Weeks? Really? Without hearing music at all? I’m sorry, Mr Goodall, but that is utter nonsense. But also very telling nonsense. It reveals that to Mr Goodall, as with most classical musicians, only the music of the courts, the Art music played by professional musicians, written down by the musically educated, is worthy of mention or consideration. What about the bagpipers depicted regularly by Breugel? The church carvings of the 12th and 13th centuries portraying pipers, lutenists and fiddlers? Among the ordinary people depicted in Chaucer’s Canterbury Tales, which describes a group of people meeting in a tavern on their pilgrimage to the shrine of Becket at Canterbury, the knight, squire, prioress, friar, miller, cook’s apprentice, pardoner, sumner, carpenter’s wife, Nicholas the poor scholar and Absalom the parish clerk are all performing musicians. By stating that people of the time spent weeks without hearing music at all is he suggesting that the folk music, the dances, the work songs and drinking songs, story songs that accompanied everyday life for the ordinary peasants, is not worthy of consideration as music? That he goes on to mention “your favourite symphony” makes it clear, as it was only the upper middle classes and aristocracy that went to symphonic concerts in the 19th century.
Of course this could just be an innocent error, albeit repeated at the opening of each programme, but alas I cannot give him that credit, as I have been through the Classical mill and seen this snobbery at first hand many times. What this programme is, is the story of Western Classical composition presented as if that is the only story of music, as if Western Classical music is the only music, and the evolution of Western music is the evolution of music itself.
Whilst that may be forgivable, the opening title sequence pulls a common trick.

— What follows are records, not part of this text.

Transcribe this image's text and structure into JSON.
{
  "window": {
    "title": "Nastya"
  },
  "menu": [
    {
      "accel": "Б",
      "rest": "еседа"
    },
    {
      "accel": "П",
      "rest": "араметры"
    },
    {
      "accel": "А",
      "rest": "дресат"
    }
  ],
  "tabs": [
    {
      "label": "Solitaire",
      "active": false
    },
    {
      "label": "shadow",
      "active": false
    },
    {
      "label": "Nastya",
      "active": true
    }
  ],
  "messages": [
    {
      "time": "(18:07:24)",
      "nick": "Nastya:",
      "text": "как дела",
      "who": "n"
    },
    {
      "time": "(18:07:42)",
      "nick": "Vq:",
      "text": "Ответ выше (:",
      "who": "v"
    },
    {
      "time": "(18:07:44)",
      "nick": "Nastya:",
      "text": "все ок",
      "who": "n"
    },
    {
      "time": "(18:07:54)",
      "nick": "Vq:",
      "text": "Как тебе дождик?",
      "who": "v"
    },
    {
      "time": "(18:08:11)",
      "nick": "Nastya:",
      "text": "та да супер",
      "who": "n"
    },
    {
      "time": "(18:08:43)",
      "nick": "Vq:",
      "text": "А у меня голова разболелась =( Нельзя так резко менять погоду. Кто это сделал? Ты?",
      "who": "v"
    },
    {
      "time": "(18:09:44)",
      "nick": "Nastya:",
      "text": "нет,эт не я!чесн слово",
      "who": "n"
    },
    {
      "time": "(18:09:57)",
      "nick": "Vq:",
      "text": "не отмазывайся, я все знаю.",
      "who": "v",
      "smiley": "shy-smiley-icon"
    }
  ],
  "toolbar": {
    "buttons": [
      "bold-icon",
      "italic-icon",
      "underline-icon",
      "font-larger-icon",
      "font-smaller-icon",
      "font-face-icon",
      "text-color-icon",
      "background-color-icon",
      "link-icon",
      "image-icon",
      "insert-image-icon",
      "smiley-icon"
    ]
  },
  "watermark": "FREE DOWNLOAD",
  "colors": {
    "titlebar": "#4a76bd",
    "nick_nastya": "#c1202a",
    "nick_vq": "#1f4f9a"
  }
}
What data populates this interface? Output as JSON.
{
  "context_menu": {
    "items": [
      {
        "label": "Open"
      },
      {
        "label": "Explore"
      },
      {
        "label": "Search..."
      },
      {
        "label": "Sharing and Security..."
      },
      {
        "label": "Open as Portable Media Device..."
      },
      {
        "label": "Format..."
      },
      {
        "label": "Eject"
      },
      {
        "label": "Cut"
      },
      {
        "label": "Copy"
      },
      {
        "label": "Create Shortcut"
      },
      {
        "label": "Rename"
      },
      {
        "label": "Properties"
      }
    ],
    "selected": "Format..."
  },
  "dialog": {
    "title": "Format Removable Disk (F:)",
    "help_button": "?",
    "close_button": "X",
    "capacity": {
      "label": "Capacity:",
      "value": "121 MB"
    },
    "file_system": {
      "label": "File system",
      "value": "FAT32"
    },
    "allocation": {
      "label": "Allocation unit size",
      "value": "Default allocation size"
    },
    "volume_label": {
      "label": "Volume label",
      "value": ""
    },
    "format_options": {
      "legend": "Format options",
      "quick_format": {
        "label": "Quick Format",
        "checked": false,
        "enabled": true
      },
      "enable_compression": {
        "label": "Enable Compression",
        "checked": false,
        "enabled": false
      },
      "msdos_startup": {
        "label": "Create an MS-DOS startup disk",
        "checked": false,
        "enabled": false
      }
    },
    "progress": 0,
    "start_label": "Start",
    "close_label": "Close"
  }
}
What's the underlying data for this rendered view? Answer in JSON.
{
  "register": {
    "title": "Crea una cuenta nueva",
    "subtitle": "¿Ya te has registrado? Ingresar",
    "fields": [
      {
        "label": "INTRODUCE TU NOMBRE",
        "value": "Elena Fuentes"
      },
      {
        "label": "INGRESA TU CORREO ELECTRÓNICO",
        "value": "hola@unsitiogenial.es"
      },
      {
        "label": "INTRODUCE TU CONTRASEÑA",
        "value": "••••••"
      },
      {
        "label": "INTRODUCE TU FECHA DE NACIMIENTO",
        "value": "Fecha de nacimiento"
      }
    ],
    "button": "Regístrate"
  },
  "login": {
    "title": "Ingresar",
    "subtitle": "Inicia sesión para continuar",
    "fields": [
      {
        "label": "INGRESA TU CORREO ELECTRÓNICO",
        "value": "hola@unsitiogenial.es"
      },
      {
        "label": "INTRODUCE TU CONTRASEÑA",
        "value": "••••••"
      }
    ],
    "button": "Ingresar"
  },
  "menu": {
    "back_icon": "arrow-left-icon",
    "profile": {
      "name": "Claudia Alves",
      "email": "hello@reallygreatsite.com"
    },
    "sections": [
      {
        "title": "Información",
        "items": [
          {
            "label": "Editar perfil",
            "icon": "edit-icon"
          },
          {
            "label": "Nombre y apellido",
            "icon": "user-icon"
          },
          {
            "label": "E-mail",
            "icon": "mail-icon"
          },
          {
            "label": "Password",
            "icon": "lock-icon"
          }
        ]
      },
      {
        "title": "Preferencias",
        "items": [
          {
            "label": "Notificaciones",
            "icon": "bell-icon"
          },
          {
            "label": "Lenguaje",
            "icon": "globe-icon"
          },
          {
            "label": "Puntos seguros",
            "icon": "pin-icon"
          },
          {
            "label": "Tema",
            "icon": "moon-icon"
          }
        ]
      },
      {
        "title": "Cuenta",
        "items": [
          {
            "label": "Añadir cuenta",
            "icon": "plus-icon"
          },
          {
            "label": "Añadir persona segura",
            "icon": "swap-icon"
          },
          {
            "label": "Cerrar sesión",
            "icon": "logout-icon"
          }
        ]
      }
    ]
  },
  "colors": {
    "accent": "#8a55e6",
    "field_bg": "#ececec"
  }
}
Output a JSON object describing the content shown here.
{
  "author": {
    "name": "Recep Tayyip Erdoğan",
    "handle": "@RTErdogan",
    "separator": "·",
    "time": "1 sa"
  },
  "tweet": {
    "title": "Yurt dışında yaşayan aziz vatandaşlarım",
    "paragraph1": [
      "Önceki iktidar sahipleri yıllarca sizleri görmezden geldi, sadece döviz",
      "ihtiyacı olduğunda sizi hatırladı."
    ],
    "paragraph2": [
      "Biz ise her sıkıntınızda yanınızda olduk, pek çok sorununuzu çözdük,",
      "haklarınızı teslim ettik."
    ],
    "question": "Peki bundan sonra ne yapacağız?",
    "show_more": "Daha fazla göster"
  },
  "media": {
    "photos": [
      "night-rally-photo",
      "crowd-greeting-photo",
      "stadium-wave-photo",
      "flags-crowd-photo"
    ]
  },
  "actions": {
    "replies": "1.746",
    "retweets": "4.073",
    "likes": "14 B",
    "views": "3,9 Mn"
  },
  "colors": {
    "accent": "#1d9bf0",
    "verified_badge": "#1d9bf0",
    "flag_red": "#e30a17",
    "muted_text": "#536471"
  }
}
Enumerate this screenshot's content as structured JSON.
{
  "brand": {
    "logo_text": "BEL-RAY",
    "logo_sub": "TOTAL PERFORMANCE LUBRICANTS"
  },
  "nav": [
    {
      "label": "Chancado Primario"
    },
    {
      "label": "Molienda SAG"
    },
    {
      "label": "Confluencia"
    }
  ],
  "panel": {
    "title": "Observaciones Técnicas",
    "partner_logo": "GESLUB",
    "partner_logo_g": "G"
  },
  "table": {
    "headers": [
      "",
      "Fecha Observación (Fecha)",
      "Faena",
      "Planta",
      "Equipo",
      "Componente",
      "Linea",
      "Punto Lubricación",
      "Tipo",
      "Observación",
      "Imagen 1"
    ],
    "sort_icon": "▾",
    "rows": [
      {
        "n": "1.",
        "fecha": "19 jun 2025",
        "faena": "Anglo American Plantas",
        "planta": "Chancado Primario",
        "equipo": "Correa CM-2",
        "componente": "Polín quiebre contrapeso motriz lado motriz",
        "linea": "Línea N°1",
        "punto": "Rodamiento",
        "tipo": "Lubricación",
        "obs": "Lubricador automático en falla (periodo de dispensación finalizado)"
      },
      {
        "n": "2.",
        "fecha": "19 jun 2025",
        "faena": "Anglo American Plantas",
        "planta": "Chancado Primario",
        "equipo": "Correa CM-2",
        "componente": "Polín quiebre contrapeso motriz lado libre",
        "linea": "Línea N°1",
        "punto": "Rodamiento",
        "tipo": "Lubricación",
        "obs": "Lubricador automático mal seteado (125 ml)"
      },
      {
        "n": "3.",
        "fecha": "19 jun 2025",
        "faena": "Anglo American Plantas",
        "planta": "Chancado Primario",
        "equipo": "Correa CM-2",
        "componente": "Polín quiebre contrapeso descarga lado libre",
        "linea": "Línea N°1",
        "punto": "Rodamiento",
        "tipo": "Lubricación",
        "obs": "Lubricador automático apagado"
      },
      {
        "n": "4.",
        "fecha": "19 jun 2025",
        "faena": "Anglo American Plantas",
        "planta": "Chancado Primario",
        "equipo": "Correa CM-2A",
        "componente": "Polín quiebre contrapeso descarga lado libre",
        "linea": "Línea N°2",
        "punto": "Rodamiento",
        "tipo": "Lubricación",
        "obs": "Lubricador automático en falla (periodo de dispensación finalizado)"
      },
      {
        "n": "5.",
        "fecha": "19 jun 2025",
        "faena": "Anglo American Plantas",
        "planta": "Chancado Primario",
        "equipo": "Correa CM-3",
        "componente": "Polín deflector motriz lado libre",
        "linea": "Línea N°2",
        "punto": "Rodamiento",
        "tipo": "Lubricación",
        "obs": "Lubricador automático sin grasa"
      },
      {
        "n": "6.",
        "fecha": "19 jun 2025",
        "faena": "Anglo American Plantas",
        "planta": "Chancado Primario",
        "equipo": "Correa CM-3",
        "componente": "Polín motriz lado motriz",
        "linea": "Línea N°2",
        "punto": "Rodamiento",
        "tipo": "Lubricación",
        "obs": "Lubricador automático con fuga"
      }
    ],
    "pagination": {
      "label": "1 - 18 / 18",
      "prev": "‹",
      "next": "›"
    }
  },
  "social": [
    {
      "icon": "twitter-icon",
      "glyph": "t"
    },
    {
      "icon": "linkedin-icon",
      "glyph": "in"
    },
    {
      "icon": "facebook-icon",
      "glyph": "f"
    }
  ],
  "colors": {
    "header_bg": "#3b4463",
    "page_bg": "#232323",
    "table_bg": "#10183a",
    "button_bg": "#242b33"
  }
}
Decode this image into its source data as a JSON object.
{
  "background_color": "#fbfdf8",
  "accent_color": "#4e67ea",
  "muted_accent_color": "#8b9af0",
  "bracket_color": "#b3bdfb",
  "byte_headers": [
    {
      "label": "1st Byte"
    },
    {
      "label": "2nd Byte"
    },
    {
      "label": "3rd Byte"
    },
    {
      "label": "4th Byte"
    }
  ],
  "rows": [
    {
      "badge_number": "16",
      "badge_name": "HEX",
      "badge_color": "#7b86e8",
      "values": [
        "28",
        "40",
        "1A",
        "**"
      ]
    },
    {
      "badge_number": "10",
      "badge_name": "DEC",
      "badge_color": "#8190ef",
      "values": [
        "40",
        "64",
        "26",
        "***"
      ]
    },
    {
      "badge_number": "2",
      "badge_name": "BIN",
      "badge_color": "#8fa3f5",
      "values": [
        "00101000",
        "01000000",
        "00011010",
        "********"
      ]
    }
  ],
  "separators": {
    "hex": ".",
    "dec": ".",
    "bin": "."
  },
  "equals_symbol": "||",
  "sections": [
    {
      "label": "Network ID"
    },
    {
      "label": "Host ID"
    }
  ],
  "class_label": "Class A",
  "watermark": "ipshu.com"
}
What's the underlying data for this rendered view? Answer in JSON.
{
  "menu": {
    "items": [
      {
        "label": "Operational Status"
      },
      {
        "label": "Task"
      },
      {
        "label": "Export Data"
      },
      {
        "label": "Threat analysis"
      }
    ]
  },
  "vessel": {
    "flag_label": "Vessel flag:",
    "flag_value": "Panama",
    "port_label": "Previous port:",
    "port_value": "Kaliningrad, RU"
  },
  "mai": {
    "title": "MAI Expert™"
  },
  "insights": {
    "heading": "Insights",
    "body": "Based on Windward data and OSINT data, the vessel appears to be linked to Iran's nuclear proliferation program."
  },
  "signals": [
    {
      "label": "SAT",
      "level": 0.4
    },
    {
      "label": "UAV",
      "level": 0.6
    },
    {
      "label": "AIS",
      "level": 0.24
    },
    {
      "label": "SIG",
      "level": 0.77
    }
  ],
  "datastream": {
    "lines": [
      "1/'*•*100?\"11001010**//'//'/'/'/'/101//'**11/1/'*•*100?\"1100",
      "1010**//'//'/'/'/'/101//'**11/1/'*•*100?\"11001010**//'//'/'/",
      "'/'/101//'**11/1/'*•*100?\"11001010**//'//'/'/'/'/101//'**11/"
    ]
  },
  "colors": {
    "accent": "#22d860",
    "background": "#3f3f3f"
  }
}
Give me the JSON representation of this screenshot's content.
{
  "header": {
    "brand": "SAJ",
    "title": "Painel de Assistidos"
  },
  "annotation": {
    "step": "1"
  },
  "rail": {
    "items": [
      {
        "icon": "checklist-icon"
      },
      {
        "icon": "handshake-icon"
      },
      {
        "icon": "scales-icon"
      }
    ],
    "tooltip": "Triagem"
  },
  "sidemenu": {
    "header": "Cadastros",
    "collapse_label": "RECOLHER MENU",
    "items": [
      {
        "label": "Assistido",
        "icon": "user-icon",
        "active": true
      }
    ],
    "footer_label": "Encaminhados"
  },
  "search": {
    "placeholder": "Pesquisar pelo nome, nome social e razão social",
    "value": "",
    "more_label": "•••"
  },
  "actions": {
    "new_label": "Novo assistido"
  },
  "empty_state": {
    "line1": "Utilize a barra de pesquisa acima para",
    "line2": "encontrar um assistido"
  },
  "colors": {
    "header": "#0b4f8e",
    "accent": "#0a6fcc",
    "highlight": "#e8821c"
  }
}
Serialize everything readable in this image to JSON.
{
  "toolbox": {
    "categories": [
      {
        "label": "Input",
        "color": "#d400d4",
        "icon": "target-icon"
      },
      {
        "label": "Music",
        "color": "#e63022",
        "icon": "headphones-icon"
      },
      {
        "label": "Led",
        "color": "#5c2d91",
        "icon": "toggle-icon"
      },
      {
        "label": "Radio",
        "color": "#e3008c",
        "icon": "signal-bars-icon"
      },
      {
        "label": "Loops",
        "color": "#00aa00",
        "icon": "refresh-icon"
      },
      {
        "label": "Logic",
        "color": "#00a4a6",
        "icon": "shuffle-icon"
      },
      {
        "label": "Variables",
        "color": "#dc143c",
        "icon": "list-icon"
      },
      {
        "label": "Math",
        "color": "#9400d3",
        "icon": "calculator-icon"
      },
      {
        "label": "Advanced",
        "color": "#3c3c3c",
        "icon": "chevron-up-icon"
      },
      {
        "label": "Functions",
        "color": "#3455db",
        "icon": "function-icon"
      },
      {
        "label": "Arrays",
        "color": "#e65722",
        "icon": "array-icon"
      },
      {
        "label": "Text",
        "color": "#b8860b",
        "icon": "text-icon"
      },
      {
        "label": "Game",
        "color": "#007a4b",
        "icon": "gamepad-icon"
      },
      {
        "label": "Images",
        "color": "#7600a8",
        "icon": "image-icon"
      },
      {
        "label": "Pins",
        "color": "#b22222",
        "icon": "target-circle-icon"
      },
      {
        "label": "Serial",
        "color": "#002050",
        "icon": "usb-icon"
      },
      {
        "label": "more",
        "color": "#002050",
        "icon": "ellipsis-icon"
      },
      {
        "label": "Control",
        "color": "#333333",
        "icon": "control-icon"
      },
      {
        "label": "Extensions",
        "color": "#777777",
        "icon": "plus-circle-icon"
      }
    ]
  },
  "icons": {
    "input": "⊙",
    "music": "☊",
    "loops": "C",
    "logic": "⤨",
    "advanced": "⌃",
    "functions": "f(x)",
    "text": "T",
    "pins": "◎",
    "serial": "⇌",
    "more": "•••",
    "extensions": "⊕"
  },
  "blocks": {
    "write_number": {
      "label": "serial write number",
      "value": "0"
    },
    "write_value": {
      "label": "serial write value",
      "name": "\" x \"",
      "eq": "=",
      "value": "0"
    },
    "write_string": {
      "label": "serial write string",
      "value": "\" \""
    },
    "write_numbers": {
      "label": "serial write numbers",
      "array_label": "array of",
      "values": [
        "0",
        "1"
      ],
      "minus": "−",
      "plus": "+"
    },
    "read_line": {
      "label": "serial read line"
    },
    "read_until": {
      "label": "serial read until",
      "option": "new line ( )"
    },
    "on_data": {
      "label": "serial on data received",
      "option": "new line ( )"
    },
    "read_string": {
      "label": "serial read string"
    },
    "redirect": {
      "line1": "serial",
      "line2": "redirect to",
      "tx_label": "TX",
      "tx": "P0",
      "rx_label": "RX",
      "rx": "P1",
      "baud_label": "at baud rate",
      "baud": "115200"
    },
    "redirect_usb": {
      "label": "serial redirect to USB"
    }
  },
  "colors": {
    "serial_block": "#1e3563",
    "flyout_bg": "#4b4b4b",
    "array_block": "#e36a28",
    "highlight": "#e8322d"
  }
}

By including images of Bob Dylan, Duke Ellington, a forty-thousand year old flute, cave paintings and ancient Greek ceramics he is implying that Western Classical music is the heir to the entire world’s musical history, and that journey will continue on into the future. He is also claiming Jazz, folk and world music as part of this journey, which it isn’t.
Certainly Western Classical music gave the world the concept of functional harmony, but in doing so it stole from music the wonderful colourings of expressive and natural tuning used to this day so richly in India and the Middle East. Certainly it created an accurate system for writing music down, thus enabling many instruments to play different notes together, but in doing so it regimented rhythm into neat little packets divisible by four, thus stripping it of all the subtleties of swung and complex rhythms found in Jazz and folk music around the world, which simply cannot be written down without great rhythmic compromises.
Goodall’s portrayal of the story of music is typical of the kind of 1970s Oxford graduate he is, steeped in conservatism, elitism, imperialism and the worst kind of blinkered classical snobbery, which is what makes his constant attempts to be popularist by playing Keane piano parts or using cheap synth sounds to play Bach so cynical and embarrassing.
Imperialist and patronising (“there’ll be no need for misleading jargon or fancy labels. Terms like Baroque, impressionism or nationalism are best put to one side.”) this was a missed opportunity by the BBC, and one that is at least forty years out of date.